Romney won the 2002 Governor’s race in Massachusetts largely because he piggy-backed on one of Ron Unz’s anti-bilingual education initiatives, which carried overwhelmingly as usual. (cf. California governor Peter Wilson’s come-from-behind re-election in 1994, piggy-backing on Prop 187). This took a certain nerve, because the initiative was, as usual, opposed by the entire Massachusetts political Establishment.
In The American Conservative today, Ron Unz has an article about that campaign:How I Made Mitt
With Mitt Romney now the de facto Republican presidential nominee, I sometimes recall how I inadvertently launched his political career a decade ago, which is less implausible than it might sound.
Unlike the vast majority of previous major-party presidential candidates, Romney has a remarkably slender record of election victories, having previously won just a single race, his 2002 election as governor of Massachusetts.
In 1994, he had taken a break from his long and highly successful career in private equity to challenge Sen. Edward Kennedy’s reelection. Although he then positioned himself as a very liberal Republican and even attempted to outflank Kennedy to the left on some issues, Massachusetts was a heavily Democratic state and Kennedy was its leading political icon.

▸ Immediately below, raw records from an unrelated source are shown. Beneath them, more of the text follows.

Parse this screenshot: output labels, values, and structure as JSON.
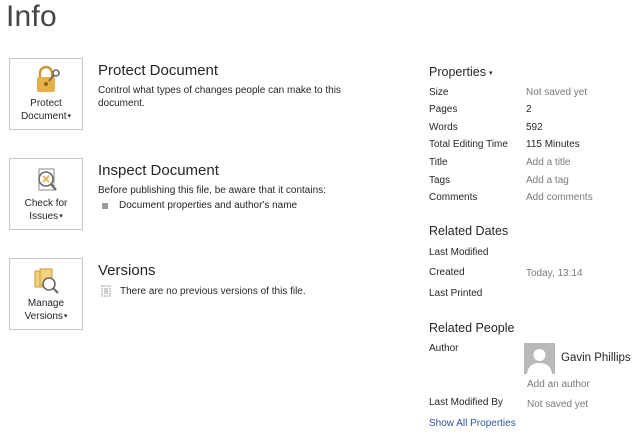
{
  "page": {
    "title": "Info"
  },
  "protect": {
    "button_line1": "Protect",
    "button_line2": "Document",
    "title": "Protect Document",
    "desc": "Control what types of changes people can make to this document."
  },
  "inspect": {
    "button_line1": "Check for",
    "button_line2": "Issues",
    "title": "Inspect Document",
    "desc": "Before publishing this file, be aware that it contains:",
    "items": [
      "Document properties and author's name"
    ]
  },
  "versions": {
    "button_line1": "Manage",
    "button_line2": "Versions",
    "title": "Versions",
    "desc": "There are no previous versions of this file."
  },
  "properties": {
    "header": "Properties",
    "rows": [
      {
        "label": "Size",
        "value": "Not saved yet"
      },
      {
        "label": "Pages",
        "value": "2"
      },
      {
        "label": "Words",
        "value": "592"
      },
      {
        "label": "Total Editing Time",
        "value": "115 Minutes"
      },
      {
        "label": "Title",
        "value": "Add a title"
      },
      {
        "label": "Tags",
        "value": "Add a tag"
      },
      {
        "label": "Comments",
        "value": "Add comments"
      }
    ]
  },
  "related_dates": {
    "header": "Related Dates",
    "last_modified_label": "Last Modified",
    "created_label": "Created",
    "created_value": "Today, 13:14",
    "last_printed_label": "Last Printed"
  },
  "related_people": {
    "header": "Related People",
    "author_label": "Author",
    "author_name": "Gavin Phillips",
    "add_author": "Add an author",
    "last_modified_by_label": "Last Modified By",
    "last_modified_by_value": "Not saved yet"
  },
  "show_all": "Show All Properties",
  "colors": {
    "link": "#2b579a",
    "muted": "#7a7a7a",
    "icon_gold": "#e8b04a"
  }
}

Romney suffered a landslide defeat, losing by 17 points to his famous opponent despite a huge national Republican tide.[More]

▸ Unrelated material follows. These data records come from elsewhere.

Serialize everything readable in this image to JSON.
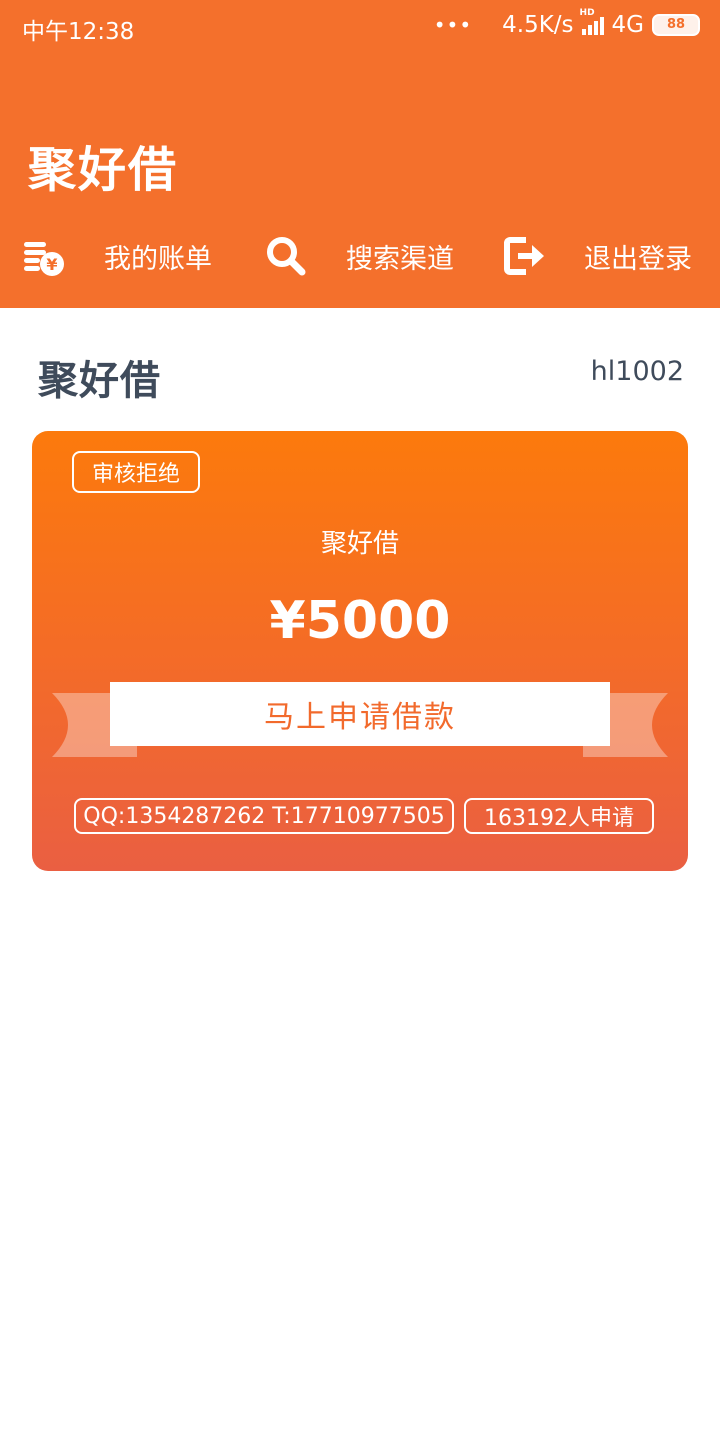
{
  "status_bar": {
    "time": "中午12:38",
    "dots": "•••",
    "network_speed": "4.5K/s",
    "hd_label": "HD",
    "network_type": "4G",
    "battery_level": "88"
  },
  "header": {
    "app_title": "聚好借",
    "nav": [
      {
        "label": "我的账单",
        "icon": "bill-yen-icon"
      },
      {
        "label": "搜索渠道",
        "icon": "search-icon"
      },
      {
        "label": "退出登录",
        "icon": "logout-icon"
      }
    ]
  },
  "main": {
    "title": "聚好借",
    "user_id": "hl1002",
    "card": {
      "status_tag": "审核拒绝",
      "product_name": "聚好借",
      "amount": "¥5000",
      "apply_button": "马上申请借款",
      "contact": "QQ:1354287262 T:17710977505",
      "applicants": "163192人申请"
    }
  },
  "colors": {
    "header_bg": "#f4702c",
    "card_top": "#fc7a0c",
    "card_bottom": "#ea5f42",
    "title_text": "#3f4b5b",
    "button_text": "#f26a2c"
  }
}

Read the whole thing. Important point—Romney's positions were more or less identical to those of his Democratic opponent, except for his support for an end to bilingual education. And he had to be forced into supporting that. Richer went on to say that
ut the personal experience of the electoral power of the National Question seems to have left little impression on Romney. He clearly does not really care about or even understand the Official English issue—Rick Santorum was easily able to skewer Romney’s unprincipled betrayal of it in this year’s Puerto Rico primary.
Unz concludes his article by saying
Then, on Election Day, our measure won by over 32 points, perhaps the largest landslide of any contested initiative in modern Massachusetts history, while Romney scraped across the finish line with 49.8 percent of the vote. And that’s how Romney won his first and only election victory.